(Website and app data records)
- - - -
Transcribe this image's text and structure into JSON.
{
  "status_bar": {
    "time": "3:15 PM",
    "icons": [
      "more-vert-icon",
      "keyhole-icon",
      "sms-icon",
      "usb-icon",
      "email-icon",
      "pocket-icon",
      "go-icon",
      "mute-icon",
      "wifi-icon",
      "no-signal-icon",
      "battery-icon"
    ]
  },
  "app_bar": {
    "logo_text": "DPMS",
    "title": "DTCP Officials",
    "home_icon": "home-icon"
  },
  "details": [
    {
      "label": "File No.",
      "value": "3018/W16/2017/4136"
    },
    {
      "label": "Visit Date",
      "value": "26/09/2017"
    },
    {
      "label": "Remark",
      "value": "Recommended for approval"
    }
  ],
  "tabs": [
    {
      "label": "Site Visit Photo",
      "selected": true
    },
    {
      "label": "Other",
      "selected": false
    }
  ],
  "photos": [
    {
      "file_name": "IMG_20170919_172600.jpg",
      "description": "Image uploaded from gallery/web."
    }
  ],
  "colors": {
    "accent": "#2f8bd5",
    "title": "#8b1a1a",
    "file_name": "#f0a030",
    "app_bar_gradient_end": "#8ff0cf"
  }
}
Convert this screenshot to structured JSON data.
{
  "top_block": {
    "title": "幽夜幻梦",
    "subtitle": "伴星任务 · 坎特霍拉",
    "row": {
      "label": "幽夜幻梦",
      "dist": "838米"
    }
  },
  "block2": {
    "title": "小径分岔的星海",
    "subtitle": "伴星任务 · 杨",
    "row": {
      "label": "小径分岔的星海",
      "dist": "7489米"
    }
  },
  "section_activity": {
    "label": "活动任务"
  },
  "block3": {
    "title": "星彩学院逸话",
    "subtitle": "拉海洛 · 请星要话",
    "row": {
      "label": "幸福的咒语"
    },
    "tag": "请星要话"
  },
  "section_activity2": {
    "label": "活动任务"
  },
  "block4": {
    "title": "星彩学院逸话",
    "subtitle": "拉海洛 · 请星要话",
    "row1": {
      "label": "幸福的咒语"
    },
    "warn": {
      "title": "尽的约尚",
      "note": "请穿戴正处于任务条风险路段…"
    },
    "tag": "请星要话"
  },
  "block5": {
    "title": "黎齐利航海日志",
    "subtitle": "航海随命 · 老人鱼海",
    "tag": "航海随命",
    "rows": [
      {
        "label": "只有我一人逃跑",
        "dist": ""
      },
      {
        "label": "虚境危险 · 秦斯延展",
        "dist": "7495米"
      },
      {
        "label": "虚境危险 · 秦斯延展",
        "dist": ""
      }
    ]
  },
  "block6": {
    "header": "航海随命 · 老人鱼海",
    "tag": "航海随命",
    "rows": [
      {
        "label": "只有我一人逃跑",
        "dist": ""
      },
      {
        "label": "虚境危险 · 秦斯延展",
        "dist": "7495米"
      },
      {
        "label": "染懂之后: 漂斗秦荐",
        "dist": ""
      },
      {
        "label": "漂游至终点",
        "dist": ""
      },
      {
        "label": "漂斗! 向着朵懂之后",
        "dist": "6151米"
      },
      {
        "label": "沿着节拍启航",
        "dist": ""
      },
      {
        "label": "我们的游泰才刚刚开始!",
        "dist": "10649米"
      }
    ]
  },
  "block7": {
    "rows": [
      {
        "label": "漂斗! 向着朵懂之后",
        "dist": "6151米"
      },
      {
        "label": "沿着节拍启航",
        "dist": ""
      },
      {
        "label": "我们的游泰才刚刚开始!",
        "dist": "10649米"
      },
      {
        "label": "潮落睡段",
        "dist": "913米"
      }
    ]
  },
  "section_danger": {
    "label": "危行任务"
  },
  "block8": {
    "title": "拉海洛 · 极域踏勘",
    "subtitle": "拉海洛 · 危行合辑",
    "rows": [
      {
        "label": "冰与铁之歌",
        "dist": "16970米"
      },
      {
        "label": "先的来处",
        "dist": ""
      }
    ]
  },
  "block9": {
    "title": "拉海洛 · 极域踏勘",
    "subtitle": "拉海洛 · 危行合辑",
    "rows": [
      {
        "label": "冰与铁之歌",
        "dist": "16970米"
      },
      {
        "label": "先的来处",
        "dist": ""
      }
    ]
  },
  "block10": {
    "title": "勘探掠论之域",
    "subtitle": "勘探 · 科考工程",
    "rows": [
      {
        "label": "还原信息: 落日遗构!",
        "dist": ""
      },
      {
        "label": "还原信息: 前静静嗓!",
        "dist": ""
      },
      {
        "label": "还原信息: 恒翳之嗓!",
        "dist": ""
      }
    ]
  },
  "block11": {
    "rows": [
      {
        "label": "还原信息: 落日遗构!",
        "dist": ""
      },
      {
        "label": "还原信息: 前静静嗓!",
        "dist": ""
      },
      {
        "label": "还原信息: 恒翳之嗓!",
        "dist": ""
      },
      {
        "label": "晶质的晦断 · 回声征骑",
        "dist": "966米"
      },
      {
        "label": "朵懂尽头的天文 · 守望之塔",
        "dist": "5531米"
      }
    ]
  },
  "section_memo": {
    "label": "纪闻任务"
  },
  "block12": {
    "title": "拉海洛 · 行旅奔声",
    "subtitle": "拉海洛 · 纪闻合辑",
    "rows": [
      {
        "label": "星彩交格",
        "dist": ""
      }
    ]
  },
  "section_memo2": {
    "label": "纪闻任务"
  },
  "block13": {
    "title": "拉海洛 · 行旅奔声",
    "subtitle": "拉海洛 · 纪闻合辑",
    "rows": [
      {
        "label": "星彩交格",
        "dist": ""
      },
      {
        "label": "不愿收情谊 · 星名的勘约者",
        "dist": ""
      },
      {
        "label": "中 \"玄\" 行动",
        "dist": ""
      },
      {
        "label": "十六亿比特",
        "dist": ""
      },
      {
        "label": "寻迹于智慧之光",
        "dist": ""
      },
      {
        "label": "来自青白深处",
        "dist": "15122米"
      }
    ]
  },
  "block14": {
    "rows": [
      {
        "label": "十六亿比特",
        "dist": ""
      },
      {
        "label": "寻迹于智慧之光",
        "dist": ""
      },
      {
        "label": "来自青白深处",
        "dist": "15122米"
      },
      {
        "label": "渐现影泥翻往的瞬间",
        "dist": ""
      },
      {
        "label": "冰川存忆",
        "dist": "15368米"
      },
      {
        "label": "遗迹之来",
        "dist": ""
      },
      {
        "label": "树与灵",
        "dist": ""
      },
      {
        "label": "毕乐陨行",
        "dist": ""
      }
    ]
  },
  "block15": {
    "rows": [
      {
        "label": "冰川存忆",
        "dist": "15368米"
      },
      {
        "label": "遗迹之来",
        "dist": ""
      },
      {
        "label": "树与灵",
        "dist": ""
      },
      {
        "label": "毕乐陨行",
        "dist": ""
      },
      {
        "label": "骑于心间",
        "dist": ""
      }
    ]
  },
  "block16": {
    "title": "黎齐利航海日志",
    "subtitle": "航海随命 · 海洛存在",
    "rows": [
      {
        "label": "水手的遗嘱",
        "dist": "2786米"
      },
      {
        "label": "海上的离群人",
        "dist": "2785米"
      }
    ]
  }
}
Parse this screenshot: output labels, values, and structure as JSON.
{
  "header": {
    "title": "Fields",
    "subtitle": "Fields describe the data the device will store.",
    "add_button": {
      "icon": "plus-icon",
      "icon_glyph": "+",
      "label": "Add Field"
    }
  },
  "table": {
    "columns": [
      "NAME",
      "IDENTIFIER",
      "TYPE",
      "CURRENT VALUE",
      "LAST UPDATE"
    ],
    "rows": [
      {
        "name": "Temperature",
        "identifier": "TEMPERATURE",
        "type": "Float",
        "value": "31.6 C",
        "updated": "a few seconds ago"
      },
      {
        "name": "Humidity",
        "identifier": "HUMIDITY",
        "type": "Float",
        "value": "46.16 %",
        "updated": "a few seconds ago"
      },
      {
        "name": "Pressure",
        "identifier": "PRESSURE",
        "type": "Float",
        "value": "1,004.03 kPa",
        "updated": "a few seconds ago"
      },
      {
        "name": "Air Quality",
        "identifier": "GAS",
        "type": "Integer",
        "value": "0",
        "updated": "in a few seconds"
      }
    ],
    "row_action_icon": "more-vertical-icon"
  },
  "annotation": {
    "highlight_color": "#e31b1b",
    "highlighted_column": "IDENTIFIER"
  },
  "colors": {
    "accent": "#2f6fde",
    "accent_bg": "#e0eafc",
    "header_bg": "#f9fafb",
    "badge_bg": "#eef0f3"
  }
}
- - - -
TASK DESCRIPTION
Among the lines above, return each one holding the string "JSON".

RESULT
Transcribe this image's text and structure into JSON.
Convert this screenshot to structured JSON data.
Parse this screenshot: output labels, values, and structure as JSON.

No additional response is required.